The fizz began coming back in 2006 when Meb Keflezighi, Brian Sell, and Alan Culpepper finished 3-4-5 and continued two years ago when Hall and Goucher both placed third. This time Hall was front and center for most of the race and Davila came closer to winning than any countrywoman since Lisa Larsen-Weidenbach in 1985.
“We’re knocking on the door,’’ proclaimed Hall. “It’s going to come. It’s just a matter of time.’’
Until yesterday, time never was of the essence on this roller-coaster ride. While the course drops 459 feet in elevation from start to finish (which is why the IAAF won’t recognize Mutai’s record), the ups and downs make for a unique and devilish challenge among the five marathon majors. The constant gear-changing, the accelerating and braking on the hills, make it difficult to switch on the afterburners for very long.
What was remarkable about yesterday’s race was that the leaders were under world-record pace at every checkpoint, including a whopping 25 seconds at 25 kilometers (15 miles) coming down out of Wellesley. One might have figured that the pace would slow along the Newton trimountain, yet it quickened as Mutai went on to negative-split, just as countryman Cosmas Ndeti did when he broke the course mark in 1994.

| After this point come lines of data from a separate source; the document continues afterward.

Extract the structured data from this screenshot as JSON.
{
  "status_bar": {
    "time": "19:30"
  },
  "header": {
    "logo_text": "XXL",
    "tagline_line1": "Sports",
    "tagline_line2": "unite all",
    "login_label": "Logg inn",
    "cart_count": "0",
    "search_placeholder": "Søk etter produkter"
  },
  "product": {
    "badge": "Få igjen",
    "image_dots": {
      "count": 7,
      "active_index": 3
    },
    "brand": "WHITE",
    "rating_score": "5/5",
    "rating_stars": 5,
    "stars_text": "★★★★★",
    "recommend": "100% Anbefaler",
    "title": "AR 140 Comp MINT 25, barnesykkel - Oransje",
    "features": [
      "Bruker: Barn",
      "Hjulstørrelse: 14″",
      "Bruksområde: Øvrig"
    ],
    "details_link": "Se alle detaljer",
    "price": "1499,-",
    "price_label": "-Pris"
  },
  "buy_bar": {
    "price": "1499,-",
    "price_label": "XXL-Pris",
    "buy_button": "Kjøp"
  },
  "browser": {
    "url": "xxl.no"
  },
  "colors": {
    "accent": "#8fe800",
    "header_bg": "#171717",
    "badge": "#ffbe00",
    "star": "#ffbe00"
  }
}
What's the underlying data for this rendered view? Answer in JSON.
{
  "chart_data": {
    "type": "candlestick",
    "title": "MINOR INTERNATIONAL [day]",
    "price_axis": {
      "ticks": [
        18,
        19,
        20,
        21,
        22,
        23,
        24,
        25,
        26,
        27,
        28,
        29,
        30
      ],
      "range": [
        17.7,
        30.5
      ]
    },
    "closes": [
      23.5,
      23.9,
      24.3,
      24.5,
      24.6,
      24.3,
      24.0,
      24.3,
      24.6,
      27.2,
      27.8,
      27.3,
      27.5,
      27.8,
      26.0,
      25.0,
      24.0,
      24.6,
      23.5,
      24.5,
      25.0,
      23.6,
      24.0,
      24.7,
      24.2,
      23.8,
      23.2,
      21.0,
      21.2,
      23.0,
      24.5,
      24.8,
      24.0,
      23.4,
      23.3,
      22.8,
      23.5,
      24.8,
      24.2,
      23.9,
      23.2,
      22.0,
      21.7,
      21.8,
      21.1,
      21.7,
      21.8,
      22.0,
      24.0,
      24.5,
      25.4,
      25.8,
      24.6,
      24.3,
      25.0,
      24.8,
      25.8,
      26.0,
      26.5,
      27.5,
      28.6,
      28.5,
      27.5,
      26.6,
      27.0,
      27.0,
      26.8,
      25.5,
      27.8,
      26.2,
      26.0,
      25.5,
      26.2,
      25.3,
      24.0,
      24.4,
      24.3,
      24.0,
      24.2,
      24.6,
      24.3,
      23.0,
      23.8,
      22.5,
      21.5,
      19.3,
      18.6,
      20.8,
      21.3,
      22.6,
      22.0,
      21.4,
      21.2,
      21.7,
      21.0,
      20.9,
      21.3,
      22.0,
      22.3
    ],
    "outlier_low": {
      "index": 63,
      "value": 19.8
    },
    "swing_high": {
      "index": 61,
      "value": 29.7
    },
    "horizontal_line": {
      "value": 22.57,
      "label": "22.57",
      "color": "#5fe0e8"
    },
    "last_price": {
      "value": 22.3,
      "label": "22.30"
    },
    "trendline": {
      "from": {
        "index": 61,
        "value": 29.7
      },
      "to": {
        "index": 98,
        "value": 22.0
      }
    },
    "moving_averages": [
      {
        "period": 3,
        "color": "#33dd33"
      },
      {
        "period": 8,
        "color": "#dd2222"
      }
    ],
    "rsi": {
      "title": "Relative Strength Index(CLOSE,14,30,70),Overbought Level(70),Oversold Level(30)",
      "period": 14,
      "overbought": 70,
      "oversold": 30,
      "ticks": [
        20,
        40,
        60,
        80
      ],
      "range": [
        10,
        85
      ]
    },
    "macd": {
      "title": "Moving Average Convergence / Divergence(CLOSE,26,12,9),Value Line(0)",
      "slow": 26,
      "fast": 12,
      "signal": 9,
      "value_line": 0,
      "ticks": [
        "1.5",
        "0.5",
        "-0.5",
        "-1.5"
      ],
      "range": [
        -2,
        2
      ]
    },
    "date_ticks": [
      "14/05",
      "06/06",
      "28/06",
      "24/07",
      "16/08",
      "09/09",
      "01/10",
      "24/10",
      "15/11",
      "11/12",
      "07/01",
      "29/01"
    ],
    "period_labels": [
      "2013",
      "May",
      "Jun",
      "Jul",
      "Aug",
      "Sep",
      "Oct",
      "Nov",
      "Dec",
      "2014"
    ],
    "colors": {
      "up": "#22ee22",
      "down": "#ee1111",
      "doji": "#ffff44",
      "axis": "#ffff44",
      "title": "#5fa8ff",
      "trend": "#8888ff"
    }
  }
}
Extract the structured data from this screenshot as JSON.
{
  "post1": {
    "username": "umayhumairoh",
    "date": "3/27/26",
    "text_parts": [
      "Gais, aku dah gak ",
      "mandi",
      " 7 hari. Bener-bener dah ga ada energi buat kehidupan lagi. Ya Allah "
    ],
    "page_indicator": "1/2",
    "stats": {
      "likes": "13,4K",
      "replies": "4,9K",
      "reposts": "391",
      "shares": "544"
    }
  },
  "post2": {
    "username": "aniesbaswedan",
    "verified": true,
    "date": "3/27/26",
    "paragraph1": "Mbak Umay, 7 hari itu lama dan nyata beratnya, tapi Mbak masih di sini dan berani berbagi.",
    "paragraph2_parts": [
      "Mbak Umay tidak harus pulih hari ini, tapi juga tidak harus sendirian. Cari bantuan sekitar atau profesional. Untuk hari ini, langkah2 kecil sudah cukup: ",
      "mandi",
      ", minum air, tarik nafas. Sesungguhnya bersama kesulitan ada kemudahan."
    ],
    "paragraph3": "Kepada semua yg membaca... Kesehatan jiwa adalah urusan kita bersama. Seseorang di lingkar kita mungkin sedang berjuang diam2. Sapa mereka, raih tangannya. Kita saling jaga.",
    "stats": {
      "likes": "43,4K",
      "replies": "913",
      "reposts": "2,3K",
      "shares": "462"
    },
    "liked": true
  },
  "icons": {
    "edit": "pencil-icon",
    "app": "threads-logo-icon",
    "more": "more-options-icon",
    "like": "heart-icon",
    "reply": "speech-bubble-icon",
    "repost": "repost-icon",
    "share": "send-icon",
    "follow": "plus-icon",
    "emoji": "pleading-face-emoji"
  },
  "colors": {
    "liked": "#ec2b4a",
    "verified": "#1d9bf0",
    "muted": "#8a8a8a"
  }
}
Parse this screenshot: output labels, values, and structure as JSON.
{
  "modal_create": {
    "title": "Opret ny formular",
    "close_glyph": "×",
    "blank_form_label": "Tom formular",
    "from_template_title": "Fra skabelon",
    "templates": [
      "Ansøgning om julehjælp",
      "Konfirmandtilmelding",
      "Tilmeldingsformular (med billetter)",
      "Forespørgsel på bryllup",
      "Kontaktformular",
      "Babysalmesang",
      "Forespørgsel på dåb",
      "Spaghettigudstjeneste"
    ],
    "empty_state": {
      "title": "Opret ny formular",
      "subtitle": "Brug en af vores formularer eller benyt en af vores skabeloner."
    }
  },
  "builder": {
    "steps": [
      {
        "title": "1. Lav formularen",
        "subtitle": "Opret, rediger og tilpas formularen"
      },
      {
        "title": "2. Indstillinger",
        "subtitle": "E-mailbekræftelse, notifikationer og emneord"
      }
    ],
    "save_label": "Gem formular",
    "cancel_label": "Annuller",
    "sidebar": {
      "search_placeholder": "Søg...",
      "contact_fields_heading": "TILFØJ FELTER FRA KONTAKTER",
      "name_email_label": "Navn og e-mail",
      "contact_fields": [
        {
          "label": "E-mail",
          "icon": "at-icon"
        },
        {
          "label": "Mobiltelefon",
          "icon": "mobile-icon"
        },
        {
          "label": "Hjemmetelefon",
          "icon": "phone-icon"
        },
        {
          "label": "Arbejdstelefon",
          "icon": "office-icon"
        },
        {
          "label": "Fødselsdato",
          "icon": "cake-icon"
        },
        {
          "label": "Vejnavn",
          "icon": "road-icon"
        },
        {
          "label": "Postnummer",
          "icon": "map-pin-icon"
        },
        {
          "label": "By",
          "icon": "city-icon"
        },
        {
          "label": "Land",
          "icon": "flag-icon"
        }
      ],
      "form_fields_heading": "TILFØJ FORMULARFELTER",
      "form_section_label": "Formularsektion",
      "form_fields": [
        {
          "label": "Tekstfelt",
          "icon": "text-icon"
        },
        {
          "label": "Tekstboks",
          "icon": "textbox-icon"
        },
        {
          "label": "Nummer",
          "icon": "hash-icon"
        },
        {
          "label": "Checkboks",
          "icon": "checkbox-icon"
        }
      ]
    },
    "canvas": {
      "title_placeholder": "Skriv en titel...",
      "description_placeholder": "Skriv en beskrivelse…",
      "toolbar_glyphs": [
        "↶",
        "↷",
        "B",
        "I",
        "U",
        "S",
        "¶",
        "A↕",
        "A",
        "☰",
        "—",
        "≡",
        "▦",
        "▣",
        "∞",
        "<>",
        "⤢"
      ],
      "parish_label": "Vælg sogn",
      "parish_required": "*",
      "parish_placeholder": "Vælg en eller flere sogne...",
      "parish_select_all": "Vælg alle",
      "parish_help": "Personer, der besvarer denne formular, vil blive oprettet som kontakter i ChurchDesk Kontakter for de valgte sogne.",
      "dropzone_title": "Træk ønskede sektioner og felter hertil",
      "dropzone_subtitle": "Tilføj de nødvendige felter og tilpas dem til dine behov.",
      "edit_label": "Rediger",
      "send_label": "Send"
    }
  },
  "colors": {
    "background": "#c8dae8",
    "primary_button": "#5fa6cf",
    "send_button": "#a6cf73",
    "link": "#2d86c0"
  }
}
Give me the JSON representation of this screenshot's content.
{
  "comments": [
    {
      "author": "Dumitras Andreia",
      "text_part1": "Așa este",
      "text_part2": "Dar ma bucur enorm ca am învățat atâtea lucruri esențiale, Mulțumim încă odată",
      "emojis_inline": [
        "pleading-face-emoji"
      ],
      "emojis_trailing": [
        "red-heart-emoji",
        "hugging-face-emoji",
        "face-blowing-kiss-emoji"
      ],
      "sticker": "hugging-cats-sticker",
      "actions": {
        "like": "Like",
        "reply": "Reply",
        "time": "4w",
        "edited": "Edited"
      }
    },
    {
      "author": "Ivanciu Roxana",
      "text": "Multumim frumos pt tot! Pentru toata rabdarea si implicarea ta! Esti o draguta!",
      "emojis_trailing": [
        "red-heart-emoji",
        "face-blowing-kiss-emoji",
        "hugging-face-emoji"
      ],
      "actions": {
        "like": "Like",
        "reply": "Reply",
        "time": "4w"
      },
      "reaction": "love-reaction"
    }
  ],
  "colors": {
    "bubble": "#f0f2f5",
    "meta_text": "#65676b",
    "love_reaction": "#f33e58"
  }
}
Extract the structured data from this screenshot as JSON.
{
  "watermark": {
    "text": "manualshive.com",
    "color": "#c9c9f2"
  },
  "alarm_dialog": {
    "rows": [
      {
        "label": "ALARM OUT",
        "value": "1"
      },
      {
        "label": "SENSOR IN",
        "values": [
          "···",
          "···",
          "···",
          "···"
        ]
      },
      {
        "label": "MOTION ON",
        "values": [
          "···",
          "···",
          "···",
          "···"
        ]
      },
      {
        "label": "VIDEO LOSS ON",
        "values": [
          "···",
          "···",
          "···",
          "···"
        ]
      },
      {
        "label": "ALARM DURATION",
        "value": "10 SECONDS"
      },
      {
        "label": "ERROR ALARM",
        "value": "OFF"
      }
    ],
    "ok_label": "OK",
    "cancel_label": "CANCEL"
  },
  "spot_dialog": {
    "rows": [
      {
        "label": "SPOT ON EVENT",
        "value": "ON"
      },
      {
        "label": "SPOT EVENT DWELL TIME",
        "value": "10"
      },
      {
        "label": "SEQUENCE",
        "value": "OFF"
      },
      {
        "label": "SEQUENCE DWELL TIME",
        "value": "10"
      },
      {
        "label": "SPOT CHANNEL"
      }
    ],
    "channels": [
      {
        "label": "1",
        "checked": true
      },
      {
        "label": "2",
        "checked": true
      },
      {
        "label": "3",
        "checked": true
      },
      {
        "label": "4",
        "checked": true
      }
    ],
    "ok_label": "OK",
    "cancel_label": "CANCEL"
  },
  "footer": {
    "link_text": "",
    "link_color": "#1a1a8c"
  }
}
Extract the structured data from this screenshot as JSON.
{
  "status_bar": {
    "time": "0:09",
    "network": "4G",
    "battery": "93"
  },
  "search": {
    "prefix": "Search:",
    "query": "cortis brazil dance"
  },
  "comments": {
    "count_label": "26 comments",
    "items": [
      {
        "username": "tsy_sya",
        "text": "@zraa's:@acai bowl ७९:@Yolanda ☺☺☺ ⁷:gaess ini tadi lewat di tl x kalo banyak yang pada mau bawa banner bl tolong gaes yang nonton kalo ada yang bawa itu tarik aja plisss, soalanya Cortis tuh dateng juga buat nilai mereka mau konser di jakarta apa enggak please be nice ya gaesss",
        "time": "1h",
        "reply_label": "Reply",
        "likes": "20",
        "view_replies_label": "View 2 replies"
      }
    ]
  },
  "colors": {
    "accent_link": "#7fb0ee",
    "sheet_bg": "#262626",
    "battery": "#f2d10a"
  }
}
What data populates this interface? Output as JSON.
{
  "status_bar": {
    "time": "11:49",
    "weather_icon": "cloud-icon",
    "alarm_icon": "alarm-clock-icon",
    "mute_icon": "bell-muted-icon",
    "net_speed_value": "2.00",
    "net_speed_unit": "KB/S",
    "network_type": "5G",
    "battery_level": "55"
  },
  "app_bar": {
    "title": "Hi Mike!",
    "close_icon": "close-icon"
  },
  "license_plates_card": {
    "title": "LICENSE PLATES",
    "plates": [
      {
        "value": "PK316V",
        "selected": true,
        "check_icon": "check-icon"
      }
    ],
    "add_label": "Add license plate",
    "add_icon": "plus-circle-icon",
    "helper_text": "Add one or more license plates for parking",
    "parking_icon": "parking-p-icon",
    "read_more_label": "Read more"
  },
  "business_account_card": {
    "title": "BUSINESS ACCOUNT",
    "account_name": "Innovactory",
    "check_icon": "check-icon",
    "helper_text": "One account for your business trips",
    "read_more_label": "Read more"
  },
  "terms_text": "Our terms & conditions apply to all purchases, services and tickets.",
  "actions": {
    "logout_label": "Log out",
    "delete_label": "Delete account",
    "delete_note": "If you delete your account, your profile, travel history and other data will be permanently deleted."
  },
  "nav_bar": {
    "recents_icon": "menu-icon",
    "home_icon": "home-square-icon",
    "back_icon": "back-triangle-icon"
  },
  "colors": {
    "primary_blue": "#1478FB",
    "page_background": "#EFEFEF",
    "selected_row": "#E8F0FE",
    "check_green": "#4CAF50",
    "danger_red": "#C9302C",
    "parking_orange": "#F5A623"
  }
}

Who knows how fast Mutai might have run had he not been all by himself going up and down Heartbreak? As it was, he had to worry simply about winning after Mosop, who’d never run a marathon, lassoed him on Beacon Street and stayed with him until the final few hundred yards.
When Gebrselassie set the world mark in Berlin, he essentially ran a time trial, winning by more than a minute and a half. Mutai won by four seconds, the smallest men’s margin since 2002.
Hall, who had to run almost four minutes faster than he did last year to finish in the same place, likes to say that Boston is a race for the history books. It always will be the oldest and the most renowned. Yesterday, it also became the fastest.
The IAAF may not agree but the BAA’s clock said so. That was good enough for sponsor John Hancock, which happily handed the winner a $50,000 bonus for his world-best effort to go along with his $150,000 victor’s take plus $25,000 for the course mark.
Records come and go, but Mutai now can buy a farm as big as Boston Common back in the Kenyan highlands that will last forever.
John Powers can be reached at firstname.lastname@example.org.